FotolEdhar - Fotolia

Sage: Cisco partners benefit from vendor-distributor partnerships

Distributors have become increasingly more essential in helping vendors connect to new partners, build on partner skill sets, and care for smaller partner businesses, according to Cisco's VP of Americas distribution Andrew Sage.

In a recent blog post, Andrew Sage, vice president of Americas distribution at Cisco, played up the vendor's relationship with its distributor partners, worldwide, as a win-win-win for all involved, i.e. Cisco partners, distributors and Cisco. It's no secret that in the past few years the role of distributor has been essential to help vendors find new partners, expand the skills of existing partners and off-load channel responsibility for smaller partner businesses. In other words, it's not feasible for many vendors to assume 100% of the care and feeding of all channel partners -- especially as the partners are expected to transform their businesses to address key emerging technology areas such as mobile and cloud.

As distribution continues to evolve from the traditional pick-pack-ship logistics role to one of enablement -- offering training, certification, demand generation, business building and marketing, for example, running awareness campaigns such as what Cisco's Sage has embarked on is vital for business growth.

In fact, he described the 190 distributors that Cisco does business with worldwide as "a channel for our channel" with the same goals as Cisco: to drive profitable growth and success in the market.

About 30% of Cisco Americas channel partner business goes through distribution, generating about $8 billion in revenue for the vendor, according to Sage. This partner segment is primarily represented by partner businesses that generate less than $25 million in annual revenue. However, Sage noted that half, or $4 million, of the distributor revenue is transacted with some of Cisco's largest partners, which turn to distributors primarily for their logistics capability but also for value-added services in areas such as software configuration, complex deployments and value-added skills, for example.

Taking a closer look at what's going on in Cisco's Americas distribution, Sage noted that distributors certify about 200 new Cisco partners in the Cisco Partner Program quarterly at the base level of the program known as Cisco Select Certification. Another 75 partners move up from Select to Premier partner status per quarter, also with the help of distributor partners. These figures have been tracked for the past six quarters.

Cisco is also looking to distributors to help evolve its channel partners' businesses to a hybrid business model. "All of our distributors have some program underway to help integrate cloud services into the overall Cisco portfolio," Sage said.
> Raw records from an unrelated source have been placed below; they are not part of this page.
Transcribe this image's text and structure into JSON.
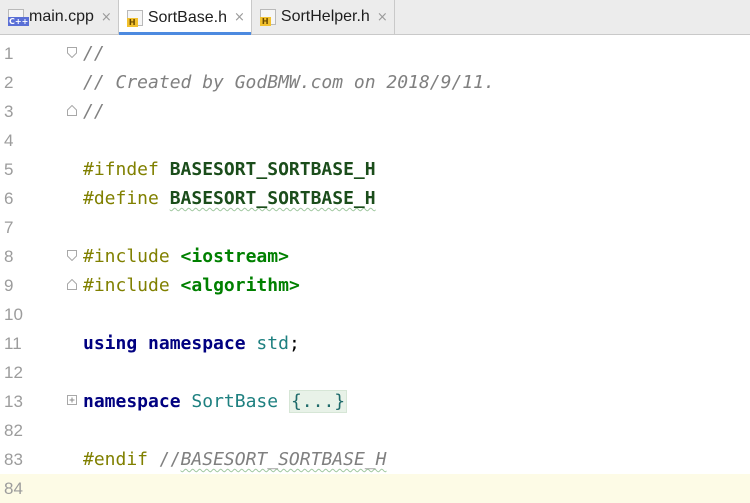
{
  "tabs": [
    {
      "label": "main.cpp",
      "icon": "cpp-file-icon",
      "icon_text": "C++",
      "active": false
    },
    {
      "label": "SortBase.h",
      "icon": "header-file-icon",
      "icon_text": "H",
      "active": true
    },
    {
      "label": "SortHelper.h",
      "icon": "header-file-icon",
      "icon_text": "H",
      "active": false
    }
  ],
  "close_glyph": "×",
  "lines": [
    {
      "num": "1"
    },
    {
      "num": "2"
    },
    {
      "num": "3"
    },
    {
      "num": "4"
    },
    {
      "num": "5"
    },
    {
      "num": "6"
    },
    {
      "num": "7"
    },
    {
      "num": "8"
    },
    {
      "num": "9"
    },
    {
      "num": "10"
    },
    {
      "num": "11"
    },
    {
      "num": "12"
    },
    {
      "num": "13"
    },
    {
      "num": "82"
    },
    {
      "num": "83"
    },
    {
      "num": "84"
    }
  ],
  "code": {
    "l1": "//",
    "l2": "// Created by GodBMW.com on 2018/9/11.",
    "l3": "//",
    "l5_dir": "#ifndef",
    "l5_macro": "BASESORT_SORTBASE_H",
    "l6_dir": "#define",
    "l6_macro": "BASESORT_SORTBASE_H",
    "l8_dir": "#include",
    "l8_lt": "<",
    "l8_name": "iostream",
    "l8_gt": ">",
    "l9_dir": "#include",
    "l9_lt": "<",
    "l9_name": "algorithm",
    "l9_gt": ">",
    "l11_kw1": "using",
    "l11_kw2": "namespace",
    "l11_ns": "std",
    "l11_semi": ";",
    "l13_kw": "namespace",
    "l13_name": "SortBase",
    "l13_folded": "{...}",
    "l83_dir": "#endif",
    "l83_comment_slashes": "//",
    "l83_comment_text": "BASESORT_SORTBASE_H"
  },
  "colors": {
    "comment": "#808080",
    "preprocessor": "#808000",
    "macro": "#1b4d1b",
    "include_name": "#008000",
    "keyword": "#000080",
    "namespace_ref": "#1e8080",
    "current_line": "#fdfbe6",
    "active_tab_accent": "#4d8ae0"
  }
}
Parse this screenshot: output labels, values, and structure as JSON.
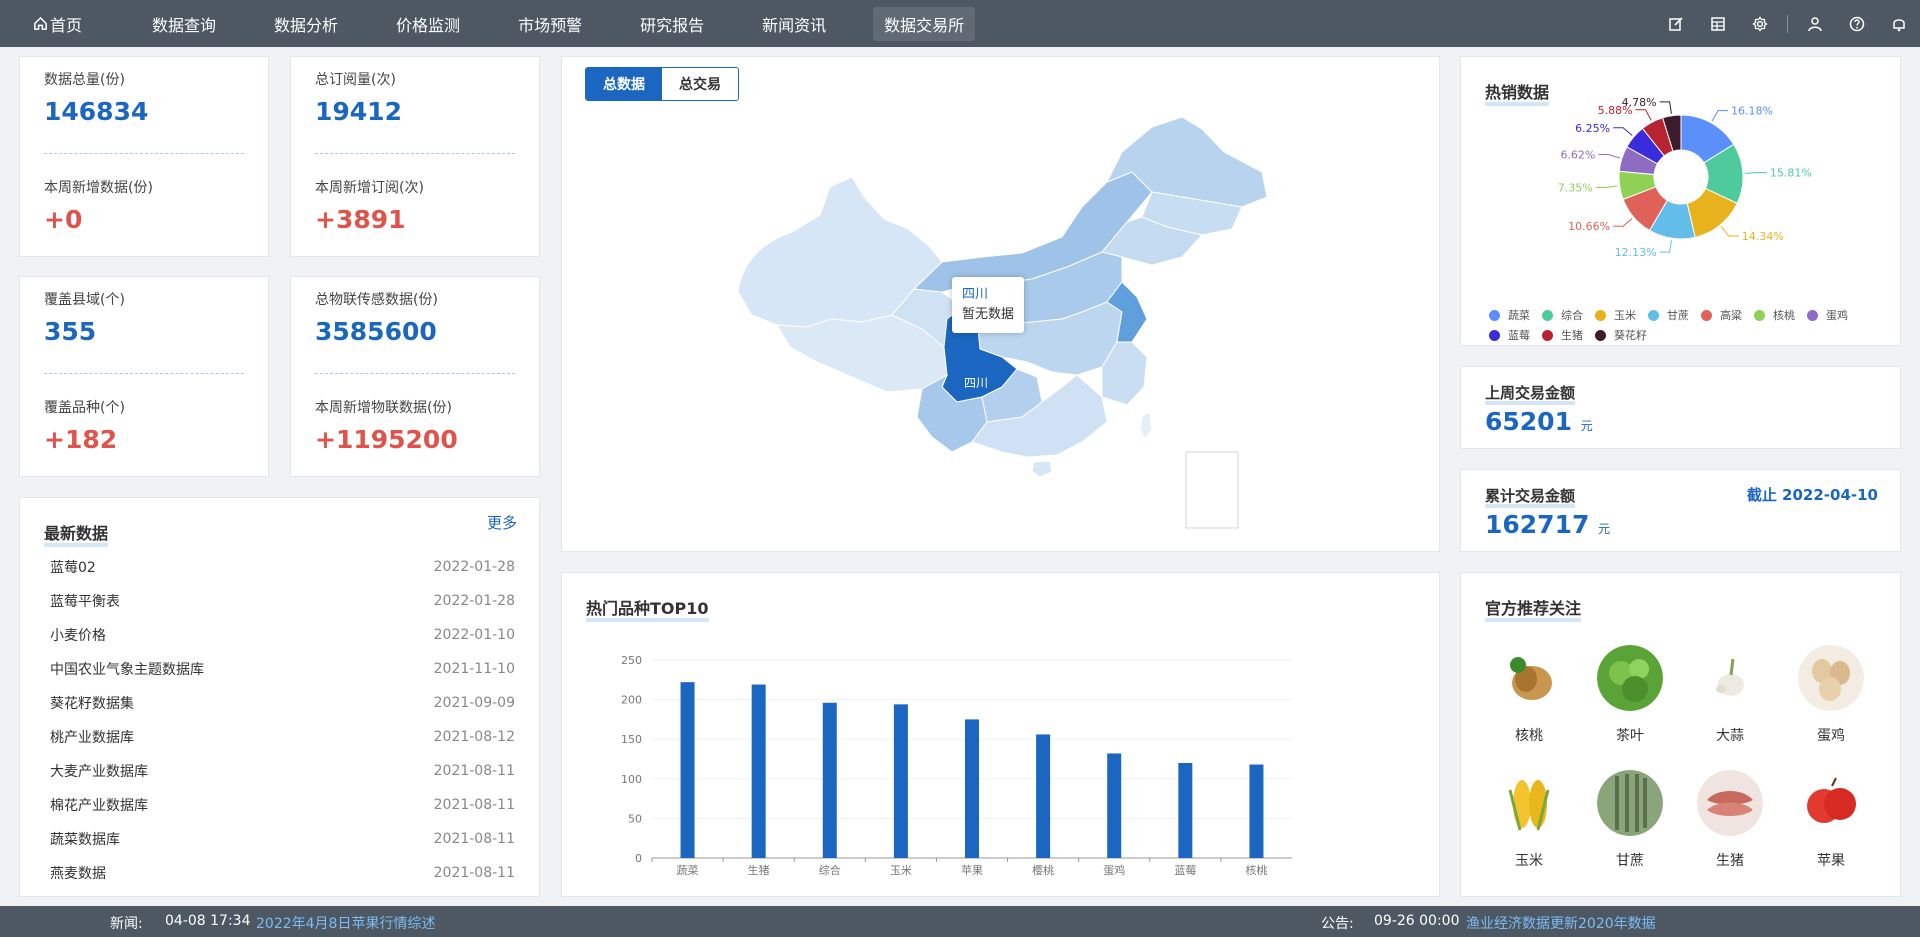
{
  "nav": {
    "items": [
      "首页",
      "数据查询",
      "数据分析",
      "价格监测",
      "市场预警",
      "研究报告",
      "新闻资讯",
      "数据交易所"
    ],
    "active": "数据交易所",
    "icons": [
      "edit-icon",
      "table-icon",
      "settings-icon",
      "user-icon",
      "help-icon",
      "notification-icon"
    ]
  },
  "stats": {
    "total_data": {
      "label": "数据总量(份)",
      "value": "146834"
    },
    "weekly_new_data": {
      "label": "本周新增数据(份)",
      "value": "+0"
    },
    "total_subscriptions": {
      "label": "总订阅量(次)",
      "value": "19412"
    },
    "weekly_new_subscriptions": {
      "label": "本周新增订阅(次)",
      "value": "+3891"
    },
    "counties": {
      "label": "覆盖县域(个)",
      "value": "355"
    },
    "varieties": {
      "label": "覆盖品种(个)",
      "value": "+182"
    },
    "iot_data": {
      "label": "总物联传感数据(份)",
      "value": "3585600"
    },
    "weekly_new_iot": {
      "label": "本周新增物联数据(份)",
      "value": "+1195200"
    }
  },
  "latest": {
    "title": "最新数据",
    "more": "更多",
    "rows": [
      {
        "name": "蓝莓02",
        "date": "2022-01-28"
      },
      {
        "name": "蓝莓平衡表",
        "date": "2022-01-28"
      },
      {
        "name": "小麦价格",
        "date": "2022-01-10"
      },
      {
        "name": "中国农业气象主题数据库",
        "date": "2021-11-10"
      },
      {
        "name": "葵花籽数据集",
        "date": "2021-09-09"
      },
      {
        "name": "桃产业数据库",
        "date": "2021-08-12"
      },
      {
        "name": "大麦产业数据库",
        "date": "2021-08-11"
      },
      {
        "name": "棉花产业数据库",
        "date": "2021-08-11"
      },
      {
        "name": "蔬菜数据库",
        "date": "2021-08-11"
      },
      {
        "name": "燕麦数据",
        "date": "2021-08-11"
      }
    ]
  },
  "map": {
    "tabs": [
      "总数据",
      "总交易"
    ],
    "active_tab": "总数据",
    "highlight_label": "四川",
    "tooltip_title": "四川",
    "tooltip_value": "暂无数据"
  },
  "hot_data": {
    "title": "热销数据",
    "pie_labels": [
      "16.18%",
      "15.81%",
      "14.34%",
      "12.13%",
      "10.66%",
      "7.35%",
      "6.62%",
      "6.25%",
      "5.88%",
      "4.78%"
    ],
    "legend": [
      "蔬菜",
      "综合",
      "玉米",
      "甘蔗",
      "高粱",
      "核桃",
      "蛋鸡",
      "蓝莓",
      "生猪",
      "葵花籽"
    ],
    "colors": [
      "#5b8ff9",
      "#4ecb9c",
      "#e8b21c",
      "#62bde9",
      "#e0605a",
      "#8fd154",
      "#8e6cc4",
      "#3a2bdc",
      "#b72430",
      "#3d1b2c"
    ]
  },
  "trade": {
    "last_week_label": "上周交易金额",
    "last_week_value": "65201",
    "unit": "元",
    "total_label": "累计交易金额",
    "total_value": "162717",
    "as_of": "截止 2022-04-10"
  },
  "top10": {
    "title": "热门品种TOP10"
  },
  "chart_data": {
    "type": "bar",
    "title": "热门品种TOP10",
    "categories": [
      "蔬菜",
      "生猪",
      "综合",
      "玉米",
      "苹果",
      "樱桃",
      "蛋鸡",
      "蓝莓",
      "核桃"
    ],
    "values": [
      222,
      219,
      196,
      194,
      175,
      156,
      132,
      120,
      118
    ],
    "ylim": [
      0,
      250
    ],
    "yticks": [
      0,
      50,
      100,
      150,
      200,
      250
    ],
    "color": "#1a66c0"
  },
  "recommend": {
    "title": "官方推荐关注",
    "items": [
      {
        "name": "核桃",
        "icon": "walnut-icon"
      },
      {
        "name": "茶叶",
        "icon": "tea-icon"
      },
      {
        "name": "大蒜",
        "icon": "garlic-icon"
      },
      {
        "name": "蛋鸡",
        "icon": "egg-icon"
      },
      {
        "name": "玉米",
        "icon": "corn-icon"
      },
      {
        "name": "甘蔗",
        "icon": "sugarcane-icon"
      },
      {
        "name": "生猪",
        "icon": "pork-icon"
      },
      {
        "name": "苹果",
        "icon": "apple-icon"
      }
    ]
  },
  "footer": {
    "news_label": "新闻:",
    "news_time": "04-08 17:34",
    "news_title": "2022年4月8日苹果行情综述",
    "notice_label": "公告:",
    "notice_time": "09-26 00:00",
    "notice_title": "渔业经济数据更新2020年数据"
  }
}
Dan Lockwood, president of Development Group Inc., a regional VAR and systems integrator based in Redding, Calif., admitted that he fell into Tech Data's Cisco Momentum program several years ago when, at that time, Comstor was his company's primary distributor.

Tech Data called on the VAR to introduce him to its Ignite community for next-generation partners. At the time, he had no reason to say no.

"Tech Data made a substantial investment in our mutual relationship -- training, certification, marketing, etc. -- in exchange for a revenue commitment from us to do more business with Tech Data and Cisco," he said.

After negotiating a deal with Tech Data, Development Group's first year in Ignite -- essentially, an onboarding group -- included training; credit support; and business consulting around finances, profitability and managing the supply chain.

"We did well our first year and recognized a real connection between our investment and the collaboration with Tech Data. It wasn't some nebulous thing," Lockwood said.

For the past two and a half years, taking part Tech Data's Momentum program, the VAR has repeatedly invested with Tech Data and Cisco, and the partner's business -- selling primarily Cisco systems -- has exploded with 100% year-over-year growth, according to Lockwood. Development Group's revenue grew from $2.1 million when the company was founded in 2009 to more than $22 million expected for 2014.

The Cisco partner also moved up into Tech Data's Charge community, an invitation-only program for highly engaged partners wanting to further expand their Cisco practice.

It was about three years ago that Tech Data beefed up its enablement strategy to help partners set up a Cisco practice by evaluating a partner's existing skills and demand generation ability and to lay out a customized roadmap for success, according to Angela Beltz, vice president of the Cisco solutions group at Tech Data.

Partners with ties to the Momentum program grow at double the rate of partners that don't participate in the program, she said. "We've completed about 3,000 account plans in three years with partners, and about 600 of those partners are highly engaged in the program, which is dynamic and evolves with their business," Beltz said.

Lockwood would like to believe that Development Group would have achieved the level of success it current enjoys even without Momentum. However, looking back he realizes how naïve he and his business partner were starting a business with technical experience and sales know-how but no business acumen.

"I can say with certainty that working with Tech Data absolutely helped us to avoid missteps, pitfalls and mistakes that we would have inevitably made due to our lack of experience," he said.

Cisco's Sage noted four programs that it runs in conjunction with its top four distributors in the U.S. that it wants Cisco partners to know about: Avnet's Propel partner program, Comstor's EDGE; Ingram Micro's Fly Higher partner program; and Tech Data's Cisco Momentum.

Dig Deeper on MSP channel partner programs